What needs to be done.
Gather each line of the records where "annotation" appears.

┌─ Data excerpts

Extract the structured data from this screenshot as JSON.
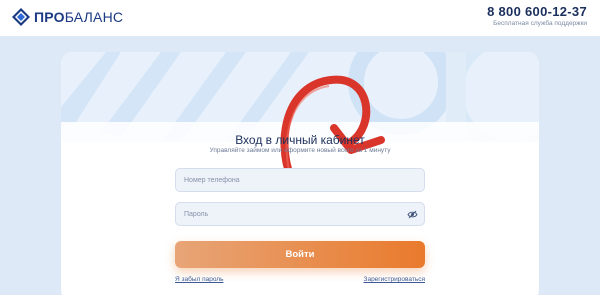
{
  "header": {
    "brand_strong": "ПРО",
    "brand_rest": "БАЛАНС",
    "phone": "8 800 600-12-37",
    "phone_caption": "Бесплатная служба поддержки"
  },
  "login": {
    "title": "Вход в личный кабинет",
    "subtitle": "Управляйте займом или оформите новый всего за 1 минуту",
    "phone_placeholder": "Номер телефона",
    "password_placeholder": "Пароль",
    "submit_label": "Войти",
    "forgot_password_label": "Я забыл пароль",
    "register_label": "Зарегистрироваться"
  },
  "icons": {
    "logo": "diamond-logo-icon",
    "password_toggle": "eye-off-icon",
    "annotation": "curved-arrow-icon"
  },
  "colors": {
    "brand": "#1b3a84",
    "accent": "#e97a2c",
    "annotation": "#d9352b",
    "background": "#dde9f6"
  }
}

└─

Finished task.
    "annotation": "curved-arrow-icon"
    "annotation": "#d9352b",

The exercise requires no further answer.